2010 was a good draft. Recognized a couple years before it occurred, we saw talk and possible action considering the broader talent acquisition strategy of trading off players and draft capital to stock up on 2010 picks. It was certainly a draft that the Seahawks stocked up on, and they reaped a fine harvest. As we all well know.

  • Russell Okung
  • Earl Thomas
  • Golden Tate
  • Walter Thurmond
  • EJ Wilson
  • Kam Chancellor
  • Anthony McCoy
  • Dexter Davis
  • Jameson Konz

No notable UDFAs for Seattle, that year, which has almost come to be regarded as unusual, by now. The unusually deep talent pool certainly benefited from the then-record 53 underclassmen, likely prompted by the looming rookie wage scale. The number of Pro Bowl selected players in the first two rounds, 21, making for 1 out of every 3 players drafted getting lei'd going to Hawaii, Miami and/or Glendale, Arizona.

2014 doubled that underclassmen count. 2011 As the number of non-seniors has risen, the rate at which they're getting drafted has dropped. As one might expect. As the talent pool has been expanded by this trend, each year, there may have been a corresponding drop in draft success rate, as a league, collectively. We may need to wait a few more years to see if the success or lack thereof is detectable statistically. Conceivably, there could have been instead a higher success rate, as teams had more clear, good choices on the board to make.

Fewer underclassmen makes for a smaller talent pool, on a single-year basis. Fewer underclassmen makes for more developed talent, more falsified fringe players with "no potential." Or, seemingly, a more competitive environment, with the same 32 teams competing over the scarcer resources, with each pick potentially being valued more by virtue of a potentially higher likelihood of success.

On the other hand, Sophomore and Junior tape may be disregarded a bit more. Which means disappointing senior seasons, due to extrinsic reasons, may be overlooked, and the later rounds and UDFA pool may be bolstered further. Football causes injury, shortens careers, and the increased number of senior years takes away from the number of NFL years, collectively.

Seems like a situation where the early round hits aren't likely to be bigger, by average, than in years past, but possibly slightly easier to avoid a bust. But conversely, the ability to find a player that fits your team, in the later rounds, may not be slightly easier, but may have potential for bigger hits.

I doubt that teams will actively disregard sophomore and junior tape; I expect that if that happens, it's subconscious. But teams that perform a fuller level of due diligence on non-seniors, and who have constructed the ability to find late round success, may find themselves hitting bigger home runs while hitting at approximately the same rate.

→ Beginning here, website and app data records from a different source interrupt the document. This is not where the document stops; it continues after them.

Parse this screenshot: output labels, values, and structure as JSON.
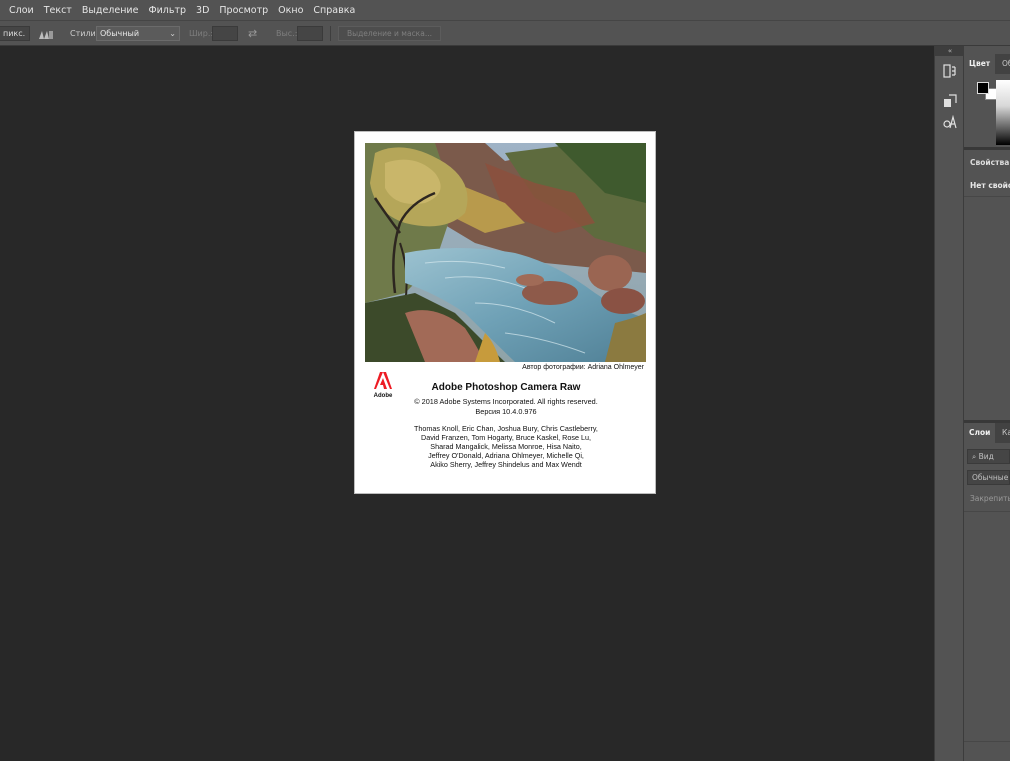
{
  "menu": [
    "Слои",
    "Текст",
    "Выделение",
    "Фильтр",
    "3D",
    "Просмотр",
    "Окно",
    "Справка"
  ],
  "options": {
    "feather_value": "пикс.",
    "style_label": "Стили",
    "style_value": "Обычный",
    "width_label": "Шир.:",
    "height_label": "Выс.:",
    "select_mask_label": "Выделение и маска..."
  },
  "about": {
    "photo_credit": "Автор фотографии: Adriana Ohlmeyer",
    "logo_text": "Adobe",
    "title": "Adobe Photoshop Camera Raw",
    "copyright": "© 2018 Adobe Systems Incorporated. All rights reserved.",
    "version": "Версия 10.4.0.976",
    "credits": [
      "Thomas Knoll, Eric Chan, Joshua Bury, Chris Castleberry,",
      "David Franzen, Tom Hogarty, Bruce Kaskel, Rose Lu,",
      "Sharad Mangalick, Melissa Monroe, Hisa Naito,",
      "Jeffrey O'Donald, Adriana Ohlmeyer, Michelle Qi,",
      "Akiko Sherry, Jeffrey Shindelus and Max Wendt"
    ]
  },
  "toolstrip": {
    "collapse_label": "«"
  },
  "panels": {
    "color_tab": "Цвет",
    "color_tab2": "Об",
    "properties_title": "Свойства",
    "properties_empty": "Нет свойств",
    "layers_tab": "Слои",
    "layers_tab2": "Ка",
    "layers_search": "Вид",
    "blend_mode": "Обычные",
    "lock_label": "Закрепить:"
  },
  "colors": {
    "menubar_bg": "#535353",
    "canvas_bg": "#282828",
    "dialog_bg": "#ffffff",
    "adobe_red": "#ed1c24"
  }
}
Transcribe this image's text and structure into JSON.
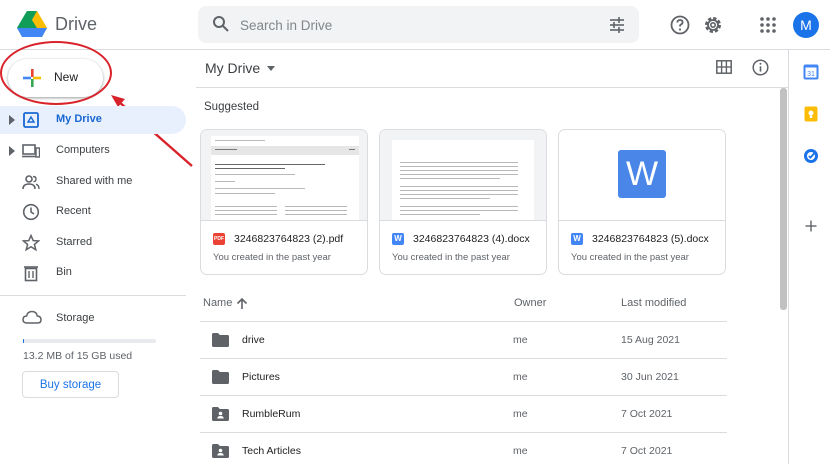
{
  "app": {
    "title": "Drive"
  },
  "search": {
    "placeholder": "Search in Drive"
  },
  "header_icons": [
    "help-icon",
    "settings-icon",
    "apps-grid-icon"
  ],
  "account": {
    "initial": "M",
    "color": "#1a73e8"
  },
  "new_button": {
    "label": "New"
  },
  "sidebar": {
    "items": [
      {
        "label": "My Drive",
        "icon": "my-drive-icon",
        "active": true
      },
      {
        "label": "Computers",
        "icon": "computers-icon"
      },
      {
        "label": "Shared with me",
        "icon": "shared-with-me-icon"
      },
      {
        "label": "Recent",
        "icon": "clock-icon"
      },
      {
        "label": "Starred",
        "icon": "star-icon"
      },
      {
        "label": "Bin",
        "icon": "trash-icon"
      }
    ],
    "storage": {
      "label": "Storage",
      "used_text": "13.2 MB of 15 GB used",
      "used_fraction": 0.0009,
      "buy_label": "Buy storage"
    }
  },
  "main": {
    "breadcrumb": "My Drive",
    "suggested_label": "Suggested",
    "suggested": [
      {
        "name": "3246823764823 (2).pdf",
        "type": "PDF",
        "type_color": "#ea4335",
        "subtitle": "You created in the past year"
      },
      {
        "name": "3246823764823 (4).docx",
        "type": "W",
        "type_color": "#4285f4",
        "subtitle": "You created in the past year"
      },
      {
        "name": "3246823764823 (5).docx",
        "type": "W",
        "type_color": "#4285f4",
        "subtitle": "You created in the past year"
      }
    ],
    "columns": {
      "name": "Name",
      "owner": "Owner",
      "modified": "Last modified"
    },
    "files": [
      {
        "name": "drive",
        "owner": "me",
        "modified": "15 Aug 2021",
        "icon": "folder-icon"
      },
      {
        "name": "Pictures",
        "owner": "me",
        "modified": "30 Jun 2021",
        "icon": "folder-icon"
      },
      {
        "name": "RumbleRum",
        "owner": "me",
        "modified": "7 Oct 2021",
        "icon": "shared-folder-icon"
      },
      {
        "name": "Tech Articles",
        "owner": "me",
        "modified": "7 Oct 2021",
        "icon": "shared-folder-icon"
      }
    ]
  },
  "side_panel": [
    "calendar-icon",
    "keep-icon",
    "tasks-icon",
    "add-icon"
  ],
  "colors": {
    "accent": "#1a73e8",
    "active_bg": "#e8f0fe",
    "annotation": "#d9232b"
  }
}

Of course all of that is speculation. What we know right now is the NFL determined to reduce the number of underclassmen declaring for the draft, we know the incentives and benefits they and the NCAA have at stake, and we know they've taken steps to reduce that number.